_Exercise aim_
Copy, from the entries below, each line in which the string "title" appears.

══ Dataset content ══

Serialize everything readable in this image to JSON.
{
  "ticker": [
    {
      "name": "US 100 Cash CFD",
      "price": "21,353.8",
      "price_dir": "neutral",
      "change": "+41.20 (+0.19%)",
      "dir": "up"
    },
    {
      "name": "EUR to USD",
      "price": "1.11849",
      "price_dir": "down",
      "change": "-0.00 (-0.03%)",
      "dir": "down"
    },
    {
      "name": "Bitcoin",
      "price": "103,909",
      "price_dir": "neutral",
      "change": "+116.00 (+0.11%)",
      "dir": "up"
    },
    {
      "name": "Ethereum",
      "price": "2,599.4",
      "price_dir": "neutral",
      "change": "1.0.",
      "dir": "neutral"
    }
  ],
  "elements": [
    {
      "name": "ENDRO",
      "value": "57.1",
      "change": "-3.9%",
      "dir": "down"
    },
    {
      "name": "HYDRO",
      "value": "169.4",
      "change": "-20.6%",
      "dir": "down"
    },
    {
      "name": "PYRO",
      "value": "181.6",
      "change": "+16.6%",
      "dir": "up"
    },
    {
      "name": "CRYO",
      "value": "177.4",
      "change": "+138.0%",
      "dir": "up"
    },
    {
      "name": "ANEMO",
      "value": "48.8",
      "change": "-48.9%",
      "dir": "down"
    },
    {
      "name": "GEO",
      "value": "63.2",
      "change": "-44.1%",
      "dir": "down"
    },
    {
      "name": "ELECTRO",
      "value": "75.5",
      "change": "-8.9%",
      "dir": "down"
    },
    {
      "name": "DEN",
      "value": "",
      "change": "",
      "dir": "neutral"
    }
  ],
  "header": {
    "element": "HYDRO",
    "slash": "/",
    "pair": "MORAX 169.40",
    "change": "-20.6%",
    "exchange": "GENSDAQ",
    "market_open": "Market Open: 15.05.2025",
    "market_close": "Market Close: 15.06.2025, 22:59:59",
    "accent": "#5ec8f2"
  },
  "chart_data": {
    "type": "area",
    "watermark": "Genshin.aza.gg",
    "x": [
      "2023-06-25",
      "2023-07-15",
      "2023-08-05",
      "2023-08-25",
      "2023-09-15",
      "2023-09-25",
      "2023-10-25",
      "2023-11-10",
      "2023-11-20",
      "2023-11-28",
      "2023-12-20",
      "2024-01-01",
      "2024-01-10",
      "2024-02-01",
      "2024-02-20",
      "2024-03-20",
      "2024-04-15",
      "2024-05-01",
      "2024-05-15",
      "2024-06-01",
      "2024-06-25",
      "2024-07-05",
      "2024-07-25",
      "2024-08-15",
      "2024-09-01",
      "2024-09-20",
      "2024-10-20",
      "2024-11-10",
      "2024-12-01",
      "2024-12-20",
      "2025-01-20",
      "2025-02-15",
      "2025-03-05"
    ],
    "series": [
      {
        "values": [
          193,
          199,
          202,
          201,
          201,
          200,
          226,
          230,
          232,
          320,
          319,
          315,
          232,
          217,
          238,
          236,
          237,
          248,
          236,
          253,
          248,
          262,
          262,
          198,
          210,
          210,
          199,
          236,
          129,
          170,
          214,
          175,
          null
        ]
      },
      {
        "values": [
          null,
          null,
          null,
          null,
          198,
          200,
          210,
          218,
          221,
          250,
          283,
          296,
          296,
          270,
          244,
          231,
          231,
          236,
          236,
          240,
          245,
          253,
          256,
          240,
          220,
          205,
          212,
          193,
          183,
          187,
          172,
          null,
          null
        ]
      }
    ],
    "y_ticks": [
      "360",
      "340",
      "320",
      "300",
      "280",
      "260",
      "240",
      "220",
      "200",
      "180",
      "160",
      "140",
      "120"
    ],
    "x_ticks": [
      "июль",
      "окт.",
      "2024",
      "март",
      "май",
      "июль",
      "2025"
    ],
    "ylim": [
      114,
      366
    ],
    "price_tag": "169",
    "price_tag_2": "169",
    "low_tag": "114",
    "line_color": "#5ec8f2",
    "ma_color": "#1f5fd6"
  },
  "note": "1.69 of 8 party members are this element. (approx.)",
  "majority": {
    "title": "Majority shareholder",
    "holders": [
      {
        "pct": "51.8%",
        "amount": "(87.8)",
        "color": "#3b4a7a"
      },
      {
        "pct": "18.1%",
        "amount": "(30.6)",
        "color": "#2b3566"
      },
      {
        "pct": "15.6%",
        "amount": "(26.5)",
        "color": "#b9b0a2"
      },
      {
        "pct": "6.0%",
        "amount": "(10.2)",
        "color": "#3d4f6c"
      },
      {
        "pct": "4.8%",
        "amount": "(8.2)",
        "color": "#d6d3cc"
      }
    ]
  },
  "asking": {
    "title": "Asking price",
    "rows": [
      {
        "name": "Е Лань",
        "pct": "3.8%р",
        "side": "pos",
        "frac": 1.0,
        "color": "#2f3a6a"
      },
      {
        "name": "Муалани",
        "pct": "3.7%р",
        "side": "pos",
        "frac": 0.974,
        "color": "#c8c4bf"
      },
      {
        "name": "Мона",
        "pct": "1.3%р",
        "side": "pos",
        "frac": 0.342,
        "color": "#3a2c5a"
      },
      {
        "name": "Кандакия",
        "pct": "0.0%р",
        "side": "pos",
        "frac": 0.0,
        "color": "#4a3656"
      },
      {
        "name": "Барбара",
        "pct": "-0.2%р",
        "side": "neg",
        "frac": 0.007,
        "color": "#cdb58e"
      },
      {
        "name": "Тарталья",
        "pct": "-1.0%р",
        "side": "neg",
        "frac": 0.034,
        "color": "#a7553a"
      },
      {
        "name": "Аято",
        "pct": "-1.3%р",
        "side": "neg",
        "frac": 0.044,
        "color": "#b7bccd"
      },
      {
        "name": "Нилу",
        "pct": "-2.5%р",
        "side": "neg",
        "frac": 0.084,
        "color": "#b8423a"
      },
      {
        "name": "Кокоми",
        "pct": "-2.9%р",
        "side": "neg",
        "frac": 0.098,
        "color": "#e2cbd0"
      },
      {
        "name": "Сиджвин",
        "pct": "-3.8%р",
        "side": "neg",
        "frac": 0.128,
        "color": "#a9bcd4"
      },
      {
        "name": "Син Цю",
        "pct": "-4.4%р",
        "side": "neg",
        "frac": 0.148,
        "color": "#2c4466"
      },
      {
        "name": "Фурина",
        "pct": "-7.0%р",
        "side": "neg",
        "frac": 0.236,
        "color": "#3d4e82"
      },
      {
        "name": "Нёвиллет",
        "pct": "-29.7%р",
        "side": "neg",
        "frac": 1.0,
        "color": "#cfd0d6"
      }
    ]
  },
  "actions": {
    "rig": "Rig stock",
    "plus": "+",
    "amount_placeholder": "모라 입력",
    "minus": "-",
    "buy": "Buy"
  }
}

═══

_Written answer_
    "title": "Majority shareholder",
    "title": "Asking price",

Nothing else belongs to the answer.